Among the records below, find the lines that contain "digiX" and copy each of them.

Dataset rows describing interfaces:

■ ■ ■ ■ ■ ■ ■

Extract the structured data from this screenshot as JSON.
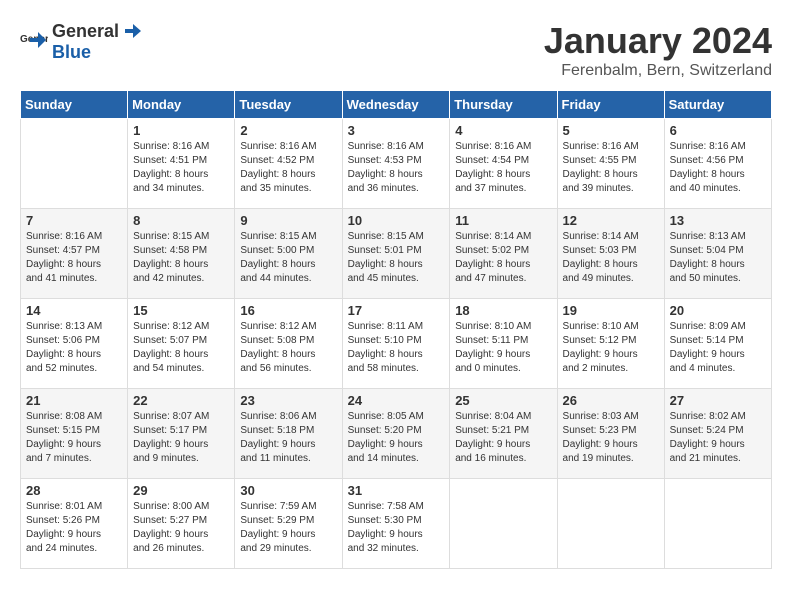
{
  "logo": {
    "text_general": "General",
    "text_blue": "Blue"
  },
  "title": "January 2024",
  "location": "Ferenbalm, Bern, Switzerland",
  "days_of_week": [
    "Sunday",
    "Monday",
    "Tuesday",
    "Wednesday",
    "Thursday",
    "Friday",
    "Saturday"
  ],
  "weeks": [
    [
      {
        "day": "",
        "info": ""
      },
      {
        "day": "1",
        "info": "Sunrise: 8:16 AM\nSunset: 4:51 PM\nDaylight: 8 hours\nand 34 minutes."
      },
      {
        "day": "2",
        "info": "Sunrise: 8:16 AM\nSunset: 4:52 PM\nDaylight: 8 hours\nand 35 minutes."
      },
      {
        "day": "3",
        "info": "Sunrise: 8:16 AM\nSunset: 4:53 PM\nDaylight: 8 hours\nand 36 minutes."
      },
      {
        "day": "4",
        "info": "Sunrise: 8:16 AM\nSunset: 4:54 PM\nDaylight: 8 hours\nand 37 minutes."
      },
      {
        "day": "5",
        "info": "Sunrise: 8:16 AM\nSunset: 4:55 PM\nDaylight: 8 hours\nand 39 minutes."
      },
      {
        "day": "6",
        "info": "Sunrise: 8:16 AM\nSunset: 4:56 PM\nDaylight: 8 hours\nand 40 minutes."
      }
    ],
    [
      {
        "day": "7",
        "info": "Sunrise: 8:16 AM\nSunset: 4:57 PM\nDaylight: 8 hours\nand 41 minutes."
      },
      {
        "day": "8",
        "info": "Sunrise: 8:15 AM\nSunset: 4:58 PM\nDaylight: 8 hours\nand 42 minutes."
      },
      {
        "day": "9",
        "info": "Sunrise: 8:15 AM\nSunset: 5:00 PM\nDaylight: 8 hours\nand 44 minutes."
      },
      {
        "day": "10",
        "info": "Sunrise: 8:15 AM\nSunset: 5:01 PM\nDaylight: 8 hours\nand 45 minutes."
      },
      {
        "day": "11",
        "info": "Sunrise: 8:14 AM\nSunset: 5:02 PM\nDaylight: 8 hours\nand 47 minutes."
      },
      {
        "day": "12",
        "info": "Sunrise: 8:14 AM\nSunset: 5:03 PM\nDaylight: 8 hours\nand 49 minutes."
      },
      {
        "day": "13",
        "info": "Sunrise: 8:13 AM\nSunset: 5:04 PM\nDaylight: 8 hours\nand 50 minutes."
      }
    ],
    [
      {
        "day": "14",
        "info": "Sunrise: 8:13 AM\nSunset: 5:06 PM\nDaylight: 8 hours\nand 52 minutes."
      },
      {
        "day": "15",
        "info": "Sunrise: 8:12 AM\nSunset: 5:07 PM\nDaylight: 8 hours\nand 54 minutes."
      },
      {
        "day": "16",
        "info": "Sunrise: 8:12 AM\nSunset: 5:08 PM\nDaylight: 8 hours\nand 56 minutes."
      },
      {
        "day": "17",
        "info": "Sunrise: 8:11 AM\nSunset: 5:10 PM\nDaylight: 8 hours\nand 58 minutes."
      },
      {
        "day": "18",
        "info": "Sunrise: 8:10 AM\nSunset: 5:11 PM\nDaylight: 9 hours\nand 0 minutes."
      },
      {
        "day": "19",
        "info": "Sunrise: 8:10 AM\nSunset: 5:12 PM\nDaylight: 9 hours\nand 2 minutes."
      },
      {
        "day": "20",
        "info": "Sunrise: 8:09 AM\nSunset: 5:14 PM\nDaylight: 9 hours\nand 4 minutes."
      }
    ],
    [
      {
        "day": "21",
        "info": "Sunrise: 8:08 AM\nSunset: 5:15 PM\nDaylight: 9 hours\nand 7 minutes."
      },
      {
        "day": "22",
        "info": "Sunrise: 8:07 AM\nSunset: 5:17 PM\nDaylight: 9 hours\nand 9 minutes."
      },
      {
        "day": "23",
        "info": "Sunrise: 8:06 AM\nSunset: 5:18 PM\nDaylight: 9 hours\nand 11 minutes."
      },
      {
        "day": "24",
        "info": "Sunrise: 8:05 AM\nSunset: 5:20 PM\nDaylight: 9 hours\nand 14 minutes."
      },
      {
        "day": "25",
        "info": "Sunrise: 8:04 AM\nSunset: 5:21 PM\nDaylight: 9 hours\nand 16 minutes."
      },
      {
        "day": "26",
        "info": "Sunrise: 8:03 AM\nSunset: 5:23 PM\nDaylight: 9 hours\nand 19 minutes."
      },
      {
        "day": "27",
        "info": "Sunrise: 8:02 AM\nSunset: 5:24 PM\nDaylight: 9 hours\nand 21 minutes."
      }
    ],
    [
      {
        "day": "28",
        "info": "Sunrise: 8:01 AM\nSunset: 5:26 PM\nDaylight: 9 hours\nand 24 minutes."
      },
      {
        "day": "29",
        "info": "Sunrise: 8:00 AM\nSunset: 5:27 PM\nDaylight: 9 hours\nand 26 minutes."
      },
      {
        "day": "30",
        "info": "Sunrise: 7:59 AM\nSunset: 5:29 PM\nDaylight: 9 hours\nand 29 minutes."
      },
      {
        "day": "31",
        "info": "Sunrise: 7:58 AM\nSunset: 5:30 PM\nDaylight: 9 hours\nand 32 minutes."
      },
      {
        "day": "",
        "info": ""
      },
      {
        "day": "",
        "info": ""
      },
      {
        "day": "",
        "info": ""
      }
    ]
  ]
}
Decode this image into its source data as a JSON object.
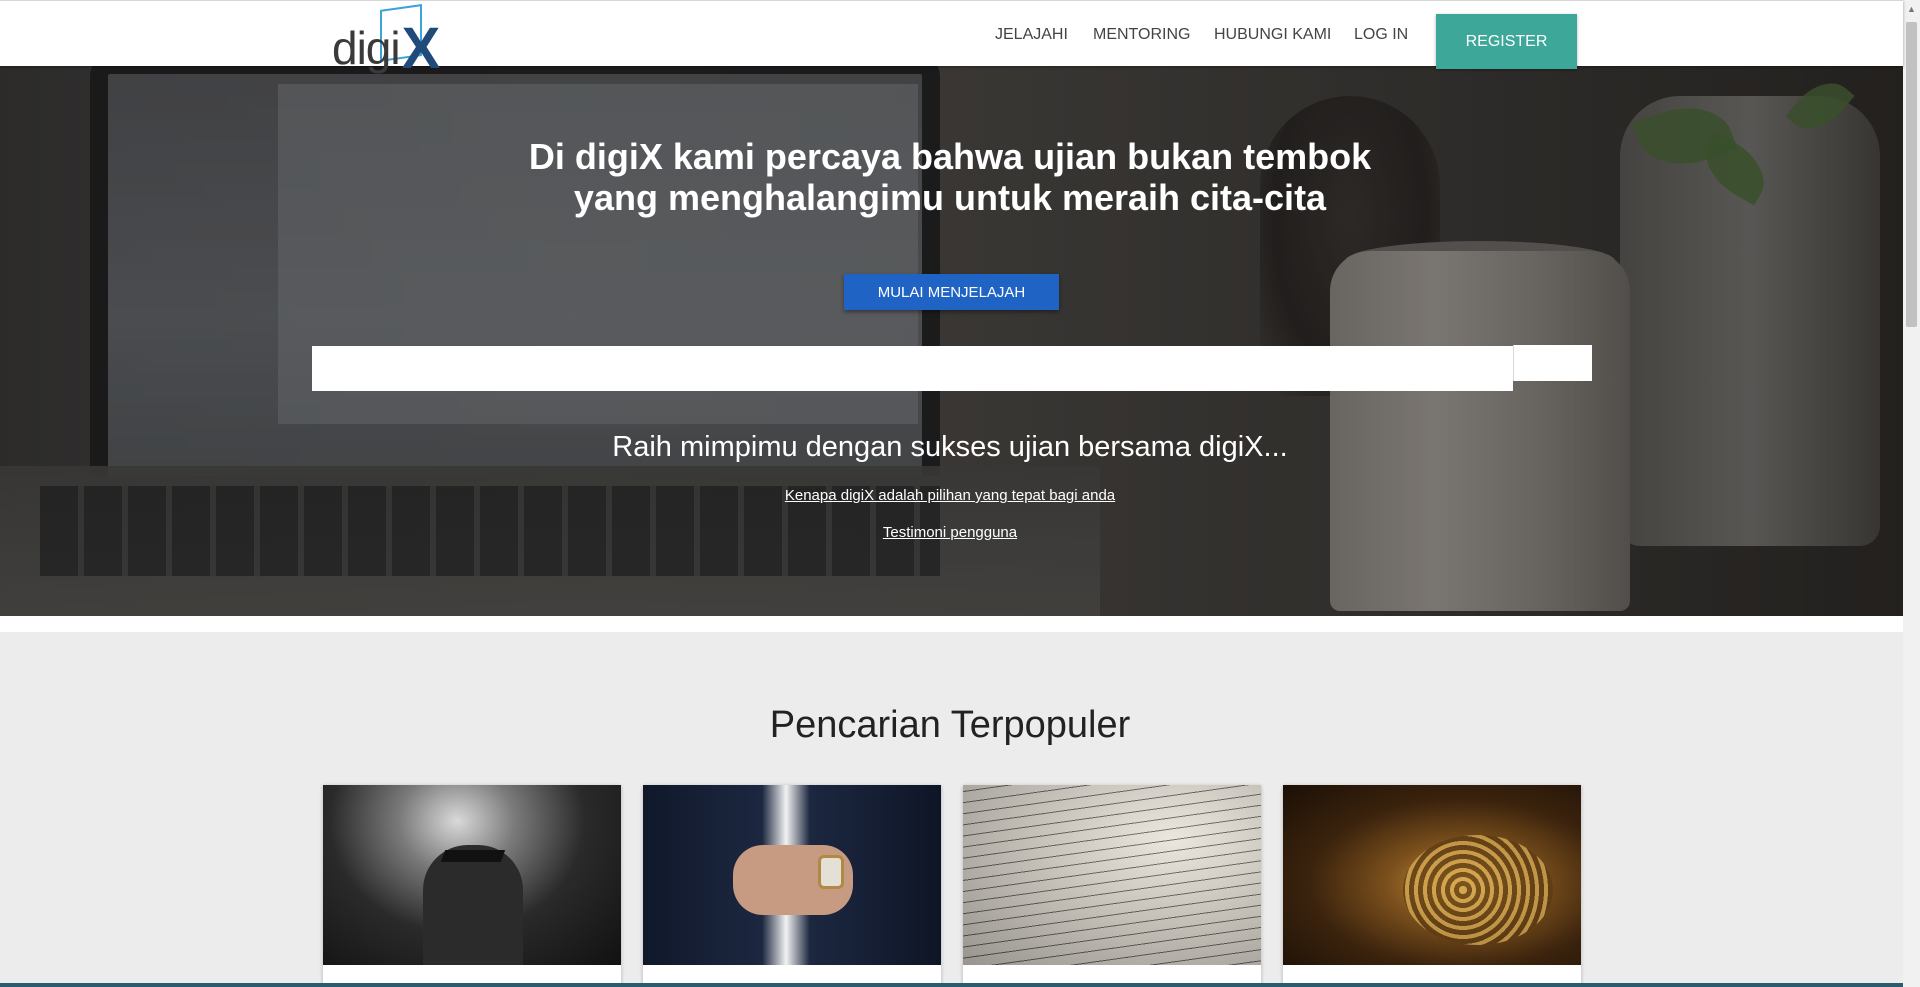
{
  "navbar": {
    "logo": {
      "text_main": "digi",
      "text_accent": "X"
    },
    "links": [
      {
        "label": "JELAJAHI"
      },
      {
        "label": "MENTORING"
      },
      {
        "label": "HUBUNGI KAMI"
      },
      {
        "label": "LOG IN"
      }
    ],
    "register_label": "REGISTER",
    "register_color": "#3da79a"
  },
  "hero": {
    "title_line1": "Di digiX kami percaya bahwa ujian bukan tembok",
    "title_line2": "yang menghalangimu untuk meraih cita-cita",
    "cta_label": "MULAI MENJELAJAH",
    "cta_color": "#1f64c4",
    "search_placeholder": "",
    "subtitle": "Raih mimpimu dengan sukses ujian bersama digiX...",
    "link_why": "Kenapa digiX adalah pilihan yang tepat bagi anda",
    "link_testimonials": "Testimoni pengguna"
  },
  "popular": {
    "title": "Pencarian Terpopuler",
    "cards": [
      {
        "image": "graduate-photo"
      },
      {
        "image": "suit-watch-photo"
      },
      {
        "image": "dictionary-photo"
      },
      {
        "image": "typewriter-photo"
      }
    ]
  }
}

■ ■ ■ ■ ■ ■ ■

§ **Answer box**:
    "title_line1": "Di digiX kami percaya bahwa ujian bukan tembok",
    "subtitle": "Raih mimpimu dengan sukses ujian bersama digiX...",
    "link_why": "Kenapa digiX adalah pilihan yang tepat bagi anda",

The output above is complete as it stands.